A series of decisions I needed to make this week drove this principle home yet again, and it reminded me of a crucial leadership question- “Are my values real, or are they aspirational?”
I first wrestled with this question years ago with the help of a leadership coach.
He had challenged a group of us to write down the values we held as most important to our leadership.
I wrote down words like “Hard working”, “Integrity” and “Well Balanced”.
Then he said, “Next to each value, write either AS, for Aspirational, or AC for Actual.” In other words, which values are being lived out today in my leadership, and which are ones I merely aspire to embrace.
I quickly placed an AC for Actual next to such values as “Hard working” and “Integrity”, and placed an AS for Aspirational next to values such as “Well balanced”.
Next, the coach said, “Look at the list of values you have described as Aspirational. If these really matter to you, you need to find a way to change these into Actual values.
I would soon learn that there is no “one size fits all” way to do this. But for me, the key was to follow these three steps:
1. Create a system
Without putting a tangible plan and system in place I learned it’s unlikely you’ll ever change an aspirational value into an actual value. You must institutional new patterns of behavior.
2. Ask for help
I’m not a fan of “accountability partners”, (that’s for another blog post one day) but I am a huge believer in asking for help from someone who has demonstrated a skill I am seeking to develop.
3. Make it measurable
It wasn’t enough for me to say, “I want to be more balanced.” I needed to say, “I want to increase my evenings at home from 2 nights per week to 4 nights per week.”

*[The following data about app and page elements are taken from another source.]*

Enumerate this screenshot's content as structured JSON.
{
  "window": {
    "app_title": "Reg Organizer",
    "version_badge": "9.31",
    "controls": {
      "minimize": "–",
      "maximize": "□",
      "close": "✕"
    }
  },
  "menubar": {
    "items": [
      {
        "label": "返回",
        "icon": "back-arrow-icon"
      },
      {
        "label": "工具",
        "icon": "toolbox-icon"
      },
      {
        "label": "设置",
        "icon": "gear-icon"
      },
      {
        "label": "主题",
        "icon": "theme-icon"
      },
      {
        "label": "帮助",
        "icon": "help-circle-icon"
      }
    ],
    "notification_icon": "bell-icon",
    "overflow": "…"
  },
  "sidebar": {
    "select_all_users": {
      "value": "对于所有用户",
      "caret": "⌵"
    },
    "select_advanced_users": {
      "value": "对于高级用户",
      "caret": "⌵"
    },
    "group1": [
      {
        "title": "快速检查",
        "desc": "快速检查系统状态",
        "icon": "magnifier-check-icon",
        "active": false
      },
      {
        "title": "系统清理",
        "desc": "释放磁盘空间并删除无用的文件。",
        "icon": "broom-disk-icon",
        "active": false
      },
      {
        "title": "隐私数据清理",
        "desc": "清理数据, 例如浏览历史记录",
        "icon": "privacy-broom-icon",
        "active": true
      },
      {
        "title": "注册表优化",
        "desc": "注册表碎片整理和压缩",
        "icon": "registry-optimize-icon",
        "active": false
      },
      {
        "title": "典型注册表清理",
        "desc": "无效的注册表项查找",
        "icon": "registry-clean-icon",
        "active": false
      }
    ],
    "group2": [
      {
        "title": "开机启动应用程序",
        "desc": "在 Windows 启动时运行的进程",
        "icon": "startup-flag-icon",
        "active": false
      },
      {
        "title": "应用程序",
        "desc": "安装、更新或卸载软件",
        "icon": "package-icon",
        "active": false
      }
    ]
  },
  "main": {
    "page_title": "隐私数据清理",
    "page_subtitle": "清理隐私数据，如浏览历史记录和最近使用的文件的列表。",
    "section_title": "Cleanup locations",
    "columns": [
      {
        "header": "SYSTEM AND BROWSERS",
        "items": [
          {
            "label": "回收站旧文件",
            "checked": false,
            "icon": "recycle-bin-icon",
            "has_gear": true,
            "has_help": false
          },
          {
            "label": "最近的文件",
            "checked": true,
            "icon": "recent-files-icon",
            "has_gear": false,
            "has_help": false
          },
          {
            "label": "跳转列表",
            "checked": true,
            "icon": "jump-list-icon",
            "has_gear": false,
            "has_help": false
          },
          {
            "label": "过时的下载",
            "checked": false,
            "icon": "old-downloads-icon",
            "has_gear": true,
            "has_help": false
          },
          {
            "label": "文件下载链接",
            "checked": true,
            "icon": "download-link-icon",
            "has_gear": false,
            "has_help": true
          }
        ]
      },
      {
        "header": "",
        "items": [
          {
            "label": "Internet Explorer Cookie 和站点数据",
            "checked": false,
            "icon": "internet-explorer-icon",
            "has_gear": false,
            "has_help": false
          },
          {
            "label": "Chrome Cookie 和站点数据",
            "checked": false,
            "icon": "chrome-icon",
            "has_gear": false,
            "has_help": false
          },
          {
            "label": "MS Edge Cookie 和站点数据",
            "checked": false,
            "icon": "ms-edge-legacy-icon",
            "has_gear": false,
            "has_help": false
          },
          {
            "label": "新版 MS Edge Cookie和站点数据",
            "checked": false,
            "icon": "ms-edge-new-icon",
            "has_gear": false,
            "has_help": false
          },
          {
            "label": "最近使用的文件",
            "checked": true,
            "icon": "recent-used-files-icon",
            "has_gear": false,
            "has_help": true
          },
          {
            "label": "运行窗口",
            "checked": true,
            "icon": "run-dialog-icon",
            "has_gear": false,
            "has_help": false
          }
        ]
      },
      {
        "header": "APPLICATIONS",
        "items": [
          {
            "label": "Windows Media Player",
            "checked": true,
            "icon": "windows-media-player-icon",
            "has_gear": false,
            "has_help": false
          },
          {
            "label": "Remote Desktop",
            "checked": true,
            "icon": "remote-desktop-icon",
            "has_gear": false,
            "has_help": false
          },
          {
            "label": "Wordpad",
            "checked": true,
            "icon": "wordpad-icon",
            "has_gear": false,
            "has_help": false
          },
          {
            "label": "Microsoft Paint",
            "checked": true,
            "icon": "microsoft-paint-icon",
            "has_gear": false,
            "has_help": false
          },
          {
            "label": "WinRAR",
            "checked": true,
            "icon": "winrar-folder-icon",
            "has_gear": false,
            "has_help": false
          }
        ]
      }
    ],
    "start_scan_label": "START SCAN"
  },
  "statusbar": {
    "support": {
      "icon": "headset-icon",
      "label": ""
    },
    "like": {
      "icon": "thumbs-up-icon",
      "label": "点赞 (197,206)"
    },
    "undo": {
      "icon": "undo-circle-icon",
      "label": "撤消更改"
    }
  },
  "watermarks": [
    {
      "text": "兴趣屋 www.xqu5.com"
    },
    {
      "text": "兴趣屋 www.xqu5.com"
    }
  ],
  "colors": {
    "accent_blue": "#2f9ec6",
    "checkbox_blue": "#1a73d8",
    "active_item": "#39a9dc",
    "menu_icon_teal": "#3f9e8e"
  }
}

Try this exercise for yourself, and if you identify aspirational values consider how you might change them into actual values.
Because if you’re fuzzy on your values it really is hard to make values-based decisions.